* _Exercise aim_
What comes back must be the data itself, retyped exactly.

★ ★ ★ ★ ★ ★ ★

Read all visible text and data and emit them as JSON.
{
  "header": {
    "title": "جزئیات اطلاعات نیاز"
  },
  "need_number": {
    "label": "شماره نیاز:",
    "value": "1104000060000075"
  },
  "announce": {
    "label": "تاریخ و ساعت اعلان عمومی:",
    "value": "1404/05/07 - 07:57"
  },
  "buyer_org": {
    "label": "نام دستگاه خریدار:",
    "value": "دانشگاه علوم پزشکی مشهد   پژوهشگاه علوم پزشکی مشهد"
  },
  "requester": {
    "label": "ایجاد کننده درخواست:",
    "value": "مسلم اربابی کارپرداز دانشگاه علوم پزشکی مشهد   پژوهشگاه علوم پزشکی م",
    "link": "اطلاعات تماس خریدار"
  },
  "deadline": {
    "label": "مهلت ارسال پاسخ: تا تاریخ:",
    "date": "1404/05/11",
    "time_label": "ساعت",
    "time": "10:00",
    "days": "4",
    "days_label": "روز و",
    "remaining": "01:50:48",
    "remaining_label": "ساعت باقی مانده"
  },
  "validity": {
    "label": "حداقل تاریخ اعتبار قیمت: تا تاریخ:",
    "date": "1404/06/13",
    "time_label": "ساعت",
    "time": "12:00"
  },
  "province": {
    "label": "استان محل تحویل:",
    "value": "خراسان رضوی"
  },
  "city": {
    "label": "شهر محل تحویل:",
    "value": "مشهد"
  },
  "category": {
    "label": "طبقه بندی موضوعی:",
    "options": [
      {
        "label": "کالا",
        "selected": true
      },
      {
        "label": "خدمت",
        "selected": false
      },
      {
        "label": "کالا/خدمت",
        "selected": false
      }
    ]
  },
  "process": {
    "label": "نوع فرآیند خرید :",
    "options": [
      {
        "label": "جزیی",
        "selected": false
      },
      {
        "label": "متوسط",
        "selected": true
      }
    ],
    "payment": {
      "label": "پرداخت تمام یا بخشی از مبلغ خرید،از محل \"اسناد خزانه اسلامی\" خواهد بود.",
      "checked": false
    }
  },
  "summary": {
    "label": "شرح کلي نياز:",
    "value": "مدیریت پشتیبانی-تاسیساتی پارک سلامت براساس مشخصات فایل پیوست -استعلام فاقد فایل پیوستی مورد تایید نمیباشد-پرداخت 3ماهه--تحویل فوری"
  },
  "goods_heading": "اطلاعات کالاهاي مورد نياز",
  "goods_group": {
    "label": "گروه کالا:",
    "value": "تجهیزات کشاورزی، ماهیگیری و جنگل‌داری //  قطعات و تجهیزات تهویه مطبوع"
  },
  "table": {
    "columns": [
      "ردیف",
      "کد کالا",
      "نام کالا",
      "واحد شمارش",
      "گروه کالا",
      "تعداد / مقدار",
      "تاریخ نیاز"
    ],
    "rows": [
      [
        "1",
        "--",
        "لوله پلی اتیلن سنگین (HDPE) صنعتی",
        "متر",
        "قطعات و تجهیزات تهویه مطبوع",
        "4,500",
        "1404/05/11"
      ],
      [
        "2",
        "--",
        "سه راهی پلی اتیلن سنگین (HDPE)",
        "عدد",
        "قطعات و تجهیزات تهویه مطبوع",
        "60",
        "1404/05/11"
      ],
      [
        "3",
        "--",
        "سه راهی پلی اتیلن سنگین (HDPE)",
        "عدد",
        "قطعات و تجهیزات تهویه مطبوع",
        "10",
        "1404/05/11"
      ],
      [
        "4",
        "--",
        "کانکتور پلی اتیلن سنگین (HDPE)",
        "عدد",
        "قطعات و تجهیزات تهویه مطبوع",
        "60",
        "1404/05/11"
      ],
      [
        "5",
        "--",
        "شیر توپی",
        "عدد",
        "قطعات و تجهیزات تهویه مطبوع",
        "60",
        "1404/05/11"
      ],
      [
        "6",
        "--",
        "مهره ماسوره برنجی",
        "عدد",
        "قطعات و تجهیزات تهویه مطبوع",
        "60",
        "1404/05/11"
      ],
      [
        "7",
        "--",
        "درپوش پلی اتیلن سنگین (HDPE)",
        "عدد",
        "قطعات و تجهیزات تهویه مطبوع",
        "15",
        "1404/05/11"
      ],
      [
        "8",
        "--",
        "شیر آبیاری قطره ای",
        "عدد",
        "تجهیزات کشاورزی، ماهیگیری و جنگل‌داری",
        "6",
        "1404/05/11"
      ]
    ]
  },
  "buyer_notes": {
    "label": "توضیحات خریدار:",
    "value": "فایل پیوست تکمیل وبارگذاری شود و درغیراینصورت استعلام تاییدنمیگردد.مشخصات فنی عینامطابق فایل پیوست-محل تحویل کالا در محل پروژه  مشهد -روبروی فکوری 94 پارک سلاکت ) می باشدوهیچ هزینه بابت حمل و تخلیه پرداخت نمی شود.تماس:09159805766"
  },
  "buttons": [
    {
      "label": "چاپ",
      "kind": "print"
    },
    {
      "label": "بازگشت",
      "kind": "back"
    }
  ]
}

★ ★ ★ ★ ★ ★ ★

* _Exercise solution_
Read all visible text and data and emit them as JSON.
{
  "header": {
    "title": "جزئیات اطلاعات نیاز"
  },
  "need_number": {
    "label": "شماره نیاز:",
    "value": "1104000060000075"
  },
  "announce": {
    "label": "تاریخ و ساعت اعلان عمومی:",
    "value": "1404/05/07 - 07:57"
  },
  "buyer_org": {
    "label": "نام دستگاه خریدار:",
    "value": "دانشگاه علوم پزشکی مشهد   پژوهشگاه علوم پزشکی مشهد"
  },
  "requester": {
    "label": "ایجاد کننده درخواست:",
    "value": "مسلم اربابی کارپرداز دانشگاه علوم پزشکی مشهد   پژوهشگاه علوم پزشکی م",
    "link": "اطلاعات تماس خریدار"
  },
  "deadline": {
    "label": "مهلت ارسال پاسخ: تا تاریخ:",
    "date": "1404/05/11",
    "time_label": "ساعت",
    "time": "10:00",
    "days": "4",
    "days_label": "روز و",
    "remaining": "01:50:48",
    "remaining_label": "ساعت باقی مانده"
  },
  "validity": {
    "label": "حداقل تاریخ اعتبار قیمت: تا تاریخ:",
    "date": "1404/06/13",
    "time_label": "ساعت",
    "time": "12:00"
  },
  "province": {
    "label": "استان محل تحویل:",
    "value": "خراسان رضوی"
  },
  "city": {
    "label": "شهر محل تحویل:",
    "value": "مشهد"
  },
  "category": {
    "label": "طبقه بندی موضوعی:",
    "options": [
      {
        "label": "کالا",
        "selected": true
      },
      {
        "label": "خدمت",
        "selected": false
      },
      {
        "label": "کالا/خدمت",
        "selected": false
      }
    ]
  },
  "process": {
    "label": "نوع فرآیند خرید :",
    "options": [
      {
        "label": "جزیی",
        "selected": false
      },
      {
        "label": "متوسط",
        "selected": true
      }
    ],
    "payment": {
      "label": "پرداخت تمام یا بخشی از مبلغ خرید،از محل \"اسناد خزانه اسلامی\" خواهد بود.",
      "checked": false
    }
  },
  "summary": {
    "label": "شرح کلي نياز:",
    "value": "مدیریت پشتیبانی-تاسیساتی پارک سلامت براساس مشخصات فایل پیوست -استعلام فاقد فایل پیوستی مورد تایید نمیباشد-پرداخت 3ماهه--تحویل فوری"
  },
  "goods_heading": "اطلاعات کالاهاي مورد نياز",
  "goods_group": {
    "label": "گروه کالا:",
    "value": "تجهیزات کشاورزی، ماهیگیری و جنگل‌داری //  قطعات و تجهیزات تهویه مطبوع"
  },
  "table": {
    "columns": [
      "ردیف",
      "کد کالا",
      "نام کالا",
      "واحد شمارش",
      "گروه کالا",
      "تعداد / مقدار",
      "تاریخ نیاز"
    ],
    "rows": [
      [
        "1",
        "--",
        "لوله پلی اتیلن سنگین (HDPE) صنعتی",
        "متر",
        "قطعات و تجهیزات تهویه مطبوع",
        "4,500",
        "1404/05/11"
      ],
      [
        "2",
        "--",
        "سه راهی پلی اتیلن سنگین (HDPE)",
        "عدد",
        "قطعات و تجهیزات تهویه مطبوع",
        "60",
        "1404/05/11"
      ],
      [
        "3",
        "--",
        "سه راهی پلی اتیلن سنگین (HDPE)",
        "عدد",
        "قطعات و تجهیزات تهویه مطبوع",
        "10",
        "1404/05/11"
      ],
      [
        "4",
        "--",
        "کانکتور پلی اتیلن سنگین (HDPE)",
        "عدد",
        "قطعات و تجهیزات تهویه مطبوع",
        "60",
        "1404/05/11"
      ],
      [
        "5",
        "--",
        "شیر توپی",
        "عدد",
        "قطعات و تجهیزات تهویه مطبوع",
        "60",
        "1404/05/11"
      ],
      [
        "6",
        "--",
        "مهره ماسوره برنجی",
        "عدد",
        "قطعات و تجهیزات تهویه مطبوع",
        "60",
        "1404/05/11"
      ],
      [
        "7",
        "--",
        "درپوش پلی اتیلن سنگین (HDPE)",
        "عدد",
        "قطعات و تجهیزات تهویه مطبوع",
        "15",
        "1404/05/11"
      ],
      [
        "8",
        "--",
        "شیر آبیاری قطره ای",
        "عدد",
        "تجهیزات کشاورزی، ماهیگیری و جنگل‌داری",
        "6",
        "1404/05/11"
      ]
    ]
  },
  "buyer_notes": {
    "label": "توضیحات خریدار:",
    "value": "فایل پیوست تکمیل وبارگذاری شود و درغیراینصورت استعلام تاییدنمیگردد.مشخصات فنی عینامطابق فایل پیوست-محل تحویل کالا در محل پروژه  مشهد -روبروی فکوری 94 پارک سلاکت ) می باشدوهیچ هزینه بابت حمل و تخلیه پرداخت نمی شود.تماس:09159805766"
  },
  "buttons": [
    {
      "label": "چاپ",
      "kind": "print"
    },
    {
      "label": "بازگشت",
      "kind": "back"
    }
  ]
}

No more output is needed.